NetJets aircraft are flown a lot more than the average plane of same vintage & model and therefore sell at lower prices, or simply do not sell, when there is an oversupply. The average fleet age of nearly every NetJets make/model is five years old or older and many are much older. Some statistics, again from JetNet, as of January 2011.
= Citation X aircraft – 64 out of 70 in the NetJets fleet are 7 or more years old. 38 are 10 years old or older.
= Citation Ultra – 13 aircraft, all 20 years old or older.
= Falcon 2000 – all 31 are 7 or more years old; 11 are 10 or more years old.
= Citation Excel – 45 of 47 are in the 7 to 10 year category.
= Citation Sovereign – 24 of 34 are in the 4 to 6 year “bucket” and will soon tip over into the 7 to 10 year bucket.
In total, NetJets had 2,405 unique shareholders on 284.5 aircraft in use as of January 2011. (Please note that to sell a plane, you have to take back title to all 32 shares from every owner. This makes selling more complicated as the aircraft age.) For the premium price they are paying, NetJets customers expect to fly on newish planes. Also, the maintenance costs of aircraft, which must be passed along to customers, increase in a nonlinear manner -- faster with older planes.
So: more sales next year of an aging fleet means what? A lot of these aircraft have probably already been written down. It’s possible that further writedowns may be taken but just as likely that gains may be booked into income. Or, gains may offset new writedowns on other aircraft.
My best guess, in the short term, NetJets may book some gains as it finally begins to move some of these older aircraft that have been written down. In the long term, as the fleet continues to age, you may well see more writedowns.
No mention of Marquis acquisition. Recall that the Marquis acquisition took place primarily to prevent Marquis’ bankruptcy after NetJets’ began competing with it by selling 32nd shares. Marquis owned 54 aircraft as of January 2011. If I understand the situation correctly, Berkshire in effect was forced to spend a lot of money for nothing to buy these aircraft that it was already flying and which are worth far less than the debt it assumed as part of the transaction. Under the circumstances, it's likely that Berkshire took a writedown of about $200 million in purchase accounting adjustments.
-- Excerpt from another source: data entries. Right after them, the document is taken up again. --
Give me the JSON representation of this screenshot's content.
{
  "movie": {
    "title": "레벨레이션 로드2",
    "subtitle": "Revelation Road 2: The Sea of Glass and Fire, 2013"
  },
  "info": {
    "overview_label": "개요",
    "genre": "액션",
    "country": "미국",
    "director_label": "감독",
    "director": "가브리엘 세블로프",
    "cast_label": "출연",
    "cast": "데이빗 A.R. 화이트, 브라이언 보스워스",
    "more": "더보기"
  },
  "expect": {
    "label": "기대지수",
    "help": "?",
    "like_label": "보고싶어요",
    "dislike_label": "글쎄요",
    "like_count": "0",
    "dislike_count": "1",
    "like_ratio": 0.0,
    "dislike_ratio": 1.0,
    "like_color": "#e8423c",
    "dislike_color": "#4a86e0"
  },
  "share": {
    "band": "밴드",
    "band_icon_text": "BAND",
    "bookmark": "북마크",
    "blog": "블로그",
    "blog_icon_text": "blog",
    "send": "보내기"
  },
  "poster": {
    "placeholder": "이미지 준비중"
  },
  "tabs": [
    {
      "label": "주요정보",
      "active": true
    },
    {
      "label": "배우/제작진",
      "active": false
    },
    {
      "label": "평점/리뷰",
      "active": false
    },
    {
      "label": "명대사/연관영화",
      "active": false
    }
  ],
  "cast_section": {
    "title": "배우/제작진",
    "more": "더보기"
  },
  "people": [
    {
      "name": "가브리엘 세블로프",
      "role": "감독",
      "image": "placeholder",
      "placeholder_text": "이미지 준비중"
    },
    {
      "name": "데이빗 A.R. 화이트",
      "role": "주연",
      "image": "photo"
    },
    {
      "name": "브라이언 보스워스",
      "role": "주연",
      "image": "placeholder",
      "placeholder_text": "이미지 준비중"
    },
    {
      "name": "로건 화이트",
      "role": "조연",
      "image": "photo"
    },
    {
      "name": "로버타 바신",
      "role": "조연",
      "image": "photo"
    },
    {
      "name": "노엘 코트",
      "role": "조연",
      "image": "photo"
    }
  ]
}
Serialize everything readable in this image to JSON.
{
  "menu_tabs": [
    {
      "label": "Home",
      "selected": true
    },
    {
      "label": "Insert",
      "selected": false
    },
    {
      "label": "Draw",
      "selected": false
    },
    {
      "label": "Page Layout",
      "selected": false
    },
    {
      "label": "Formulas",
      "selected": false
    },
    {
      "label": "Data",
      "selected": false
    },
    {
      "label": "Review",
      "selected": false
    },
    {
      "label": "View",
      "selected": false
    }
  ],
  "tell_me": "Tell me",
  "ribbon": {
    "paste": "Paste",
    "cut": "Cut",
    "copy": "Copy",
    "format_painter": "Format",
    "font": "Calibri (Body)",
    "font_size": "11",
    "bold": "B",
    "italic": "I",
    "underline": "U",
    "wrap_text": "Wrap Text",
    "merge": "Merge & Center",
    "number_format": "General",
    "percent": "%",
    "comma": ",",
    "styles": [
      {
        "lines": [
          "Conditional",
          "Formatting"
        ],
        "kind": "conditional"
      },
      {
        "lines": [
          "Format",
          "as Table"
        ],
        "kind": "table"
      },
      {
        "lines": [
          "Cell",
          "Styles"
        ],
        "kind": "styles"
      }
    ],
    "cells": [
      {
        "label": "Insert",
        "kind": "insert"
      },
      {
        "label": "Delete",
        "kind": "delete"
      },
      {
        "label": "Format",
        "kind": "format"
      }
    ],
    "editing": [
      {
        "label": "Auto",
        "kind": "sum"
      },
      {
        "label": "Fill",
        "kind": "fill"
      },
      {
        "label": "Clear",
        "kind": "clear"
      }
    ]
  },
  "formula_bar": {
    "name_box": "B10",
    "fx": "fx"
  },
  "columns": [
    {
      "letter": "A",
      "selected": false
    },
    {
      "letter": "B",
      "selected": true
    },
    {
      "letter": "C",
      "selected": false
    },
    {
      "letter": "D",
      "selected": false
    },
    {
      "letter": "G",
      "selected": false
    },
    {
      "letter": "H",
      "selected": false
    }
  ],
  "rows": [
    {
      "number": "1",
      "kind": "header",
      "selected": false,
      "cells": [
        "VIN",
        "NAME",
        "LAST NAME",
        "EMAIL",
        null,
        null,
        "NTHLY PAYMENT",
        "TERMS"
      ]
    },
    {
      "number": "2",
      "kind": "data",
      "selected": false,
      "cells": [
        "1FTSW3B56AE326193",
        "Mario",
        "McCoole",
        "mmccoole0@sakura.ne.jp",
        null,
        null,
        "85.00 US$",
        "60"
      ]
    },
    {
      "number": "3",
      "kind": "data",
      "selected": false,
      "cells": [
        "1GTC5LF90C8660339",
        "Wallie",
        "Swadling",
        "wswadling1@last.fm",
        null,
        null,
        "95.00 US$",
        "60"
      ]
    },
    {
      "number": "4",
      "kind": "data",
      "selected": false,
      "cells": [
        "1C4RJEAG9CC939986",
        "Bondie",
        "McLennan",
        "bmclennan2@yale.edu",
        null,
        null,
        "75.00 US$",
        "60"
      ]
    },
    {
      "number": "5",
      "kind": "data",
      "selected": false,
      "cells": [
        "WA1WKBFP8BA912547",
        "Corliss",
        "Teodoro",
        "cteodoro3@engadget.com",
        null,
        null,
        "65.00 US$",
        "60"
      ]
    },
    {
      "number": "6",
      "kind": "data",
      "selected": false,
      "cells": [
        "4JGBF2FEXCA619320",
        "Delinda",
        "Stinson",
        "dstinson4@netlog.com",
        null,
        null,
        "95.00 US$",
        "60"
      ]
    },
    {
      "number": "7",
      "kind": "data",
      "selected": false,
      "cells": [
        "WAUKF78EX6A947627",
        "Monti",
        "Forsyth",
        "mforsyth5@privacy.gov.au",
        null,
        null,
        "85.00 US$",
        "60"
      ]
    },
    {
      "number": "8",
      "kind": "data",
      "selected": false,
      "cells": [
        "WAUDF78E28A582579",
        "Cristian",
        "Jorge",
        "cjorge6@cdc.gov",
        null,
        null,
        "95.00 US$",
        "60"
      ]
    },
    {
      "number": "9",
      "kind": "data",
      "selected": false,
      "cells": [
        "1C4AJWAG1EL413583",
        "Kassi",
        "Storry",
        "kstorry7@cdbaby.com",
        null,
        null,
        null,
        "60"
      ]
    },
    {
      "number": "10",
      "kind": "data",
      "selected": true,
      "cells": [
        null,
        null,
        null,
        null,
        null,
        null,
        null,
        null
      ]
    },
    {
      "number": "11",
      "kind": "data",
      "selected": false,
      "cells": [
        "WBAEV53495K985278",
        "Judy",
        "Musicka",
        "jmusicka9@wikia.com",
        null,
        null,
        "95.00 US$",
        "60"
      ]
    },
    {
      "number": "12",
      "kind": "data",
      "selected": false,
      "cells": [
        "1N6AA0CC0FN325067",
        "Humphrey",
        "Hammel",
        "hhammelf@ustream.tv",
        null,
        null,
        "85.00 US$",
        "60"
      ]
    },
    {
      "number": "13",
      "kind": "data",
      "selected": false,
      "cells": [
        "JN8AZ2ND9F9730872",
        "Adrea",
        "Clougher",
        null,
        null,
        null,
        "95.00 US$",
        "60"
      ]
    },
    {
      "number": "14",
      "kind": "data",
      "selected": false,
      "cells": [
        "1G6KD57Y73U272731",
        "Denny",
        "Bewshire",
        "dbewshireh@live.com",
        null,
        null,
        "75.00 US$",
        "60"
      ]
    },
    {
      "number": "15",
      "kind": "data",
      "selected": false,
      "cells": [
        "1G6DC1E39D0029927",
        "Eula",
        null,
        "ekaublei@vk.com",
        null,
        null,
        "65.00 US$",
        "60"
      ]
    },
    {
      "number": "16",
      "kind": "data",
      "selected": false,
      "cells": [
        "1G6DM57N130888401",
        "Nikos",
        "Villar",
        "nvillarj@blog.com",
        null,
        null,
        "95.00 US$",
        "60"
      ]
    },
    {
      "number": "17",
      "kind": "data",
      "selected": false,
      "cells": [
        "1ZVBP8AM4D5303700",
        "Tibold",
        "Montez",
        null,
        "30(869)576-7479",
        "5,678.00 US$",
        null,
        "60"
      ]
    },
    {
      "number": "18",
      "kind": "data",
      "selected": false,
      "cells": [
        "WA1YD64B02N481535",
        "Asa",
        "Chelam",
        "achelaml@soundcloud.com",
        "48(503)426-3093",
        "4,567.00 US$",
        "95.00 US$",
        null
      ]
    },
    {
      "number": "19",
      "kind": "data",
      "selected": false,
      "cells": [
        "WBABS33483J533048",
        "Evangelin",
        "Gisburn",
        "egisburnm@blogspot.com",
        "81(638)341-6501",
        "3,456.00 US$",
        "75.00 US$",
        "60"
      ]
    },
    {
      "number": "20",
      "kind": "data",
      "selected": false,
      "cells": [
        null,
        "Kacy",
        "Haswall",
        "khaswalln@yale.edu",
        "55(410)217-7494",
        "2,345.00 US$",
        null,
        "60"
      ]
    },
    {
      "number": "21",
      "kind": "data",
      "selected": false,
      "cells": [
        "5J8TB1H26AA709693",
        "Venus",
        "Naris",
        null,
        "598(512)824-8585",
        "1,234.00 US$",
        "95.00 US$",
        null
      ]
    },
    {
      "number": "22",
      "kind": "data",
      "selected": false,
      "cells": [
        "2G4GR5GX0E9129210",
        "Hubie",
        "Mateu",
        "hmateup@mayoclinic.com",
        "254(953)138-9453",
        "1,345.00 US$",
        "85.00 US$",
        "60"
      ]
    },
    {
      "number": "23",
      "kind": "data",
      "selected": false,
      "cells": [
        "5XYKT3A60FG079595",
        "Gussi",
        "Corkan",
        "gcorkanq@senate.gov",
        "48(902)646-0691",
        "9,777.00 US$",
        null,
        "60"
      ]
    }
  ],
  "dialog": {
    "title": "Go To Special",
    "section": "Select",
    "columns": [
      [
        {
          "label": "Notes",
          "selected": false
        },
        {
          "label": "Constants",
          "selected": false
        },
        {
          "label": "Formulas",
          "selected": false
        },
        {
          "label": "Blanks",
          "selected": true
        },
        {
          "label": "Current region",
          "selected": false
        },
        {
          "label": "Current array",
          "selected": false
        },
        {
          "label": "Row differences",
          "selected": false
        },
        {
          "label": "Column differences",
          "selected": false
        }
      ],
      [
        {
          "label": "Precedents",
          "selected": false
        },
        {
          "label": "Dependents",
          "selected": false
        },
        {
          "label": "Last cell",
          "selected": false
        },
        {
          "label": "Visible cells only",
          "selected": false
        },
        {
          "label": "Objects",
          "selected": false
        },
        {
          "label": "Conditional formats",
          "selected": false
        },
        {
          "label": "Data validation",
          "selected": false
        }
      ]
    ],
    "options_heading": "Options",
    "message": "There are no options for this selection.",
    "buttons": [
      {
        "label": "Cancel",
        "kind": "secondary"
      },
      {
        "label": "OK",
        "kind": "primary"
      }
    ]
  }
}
How can you tell? On page 12 of annual report (Buffett letter) there is an asterisk that says manufacturing, service and retailing operations pre-tax earnings of $4,274 excludes purchase accounting adjustments. (I may be missing something but this is the only place I saw that footnote – please correct me if that is wrong.) Thus NetJets reported earnings excludes any purchase accounting adjustments related to Marquis. The writedown is maybe $80 per A share. Not that big a deal, but I have to admit curiosity.
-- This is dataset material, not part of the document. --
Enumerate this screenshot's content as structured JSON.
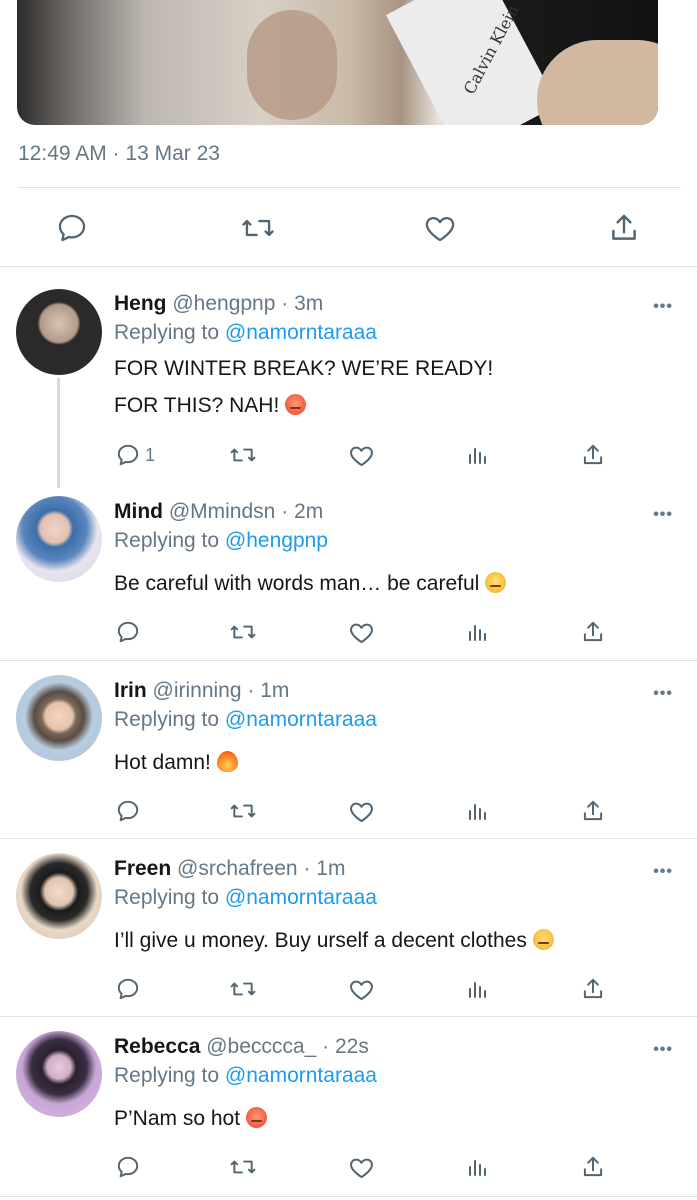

The more interesting question is why didn't Berkshire just let Marquis go into bankruptcy? Buffet is not know for throwing money away. I suspect that it has to do with brand. The Marquis brand is so closely associated with NetJets that it could be expensive for Berkshire if Marquis filed for bankruptcy and have Kenny Dichter, Marquis's founder, running around in the media blaming Berkshire. This was most likely not a a pleasant decision. As Buffett always says, some businesses throw you one tough decision after another, and other businesses throw you one easy decision after another.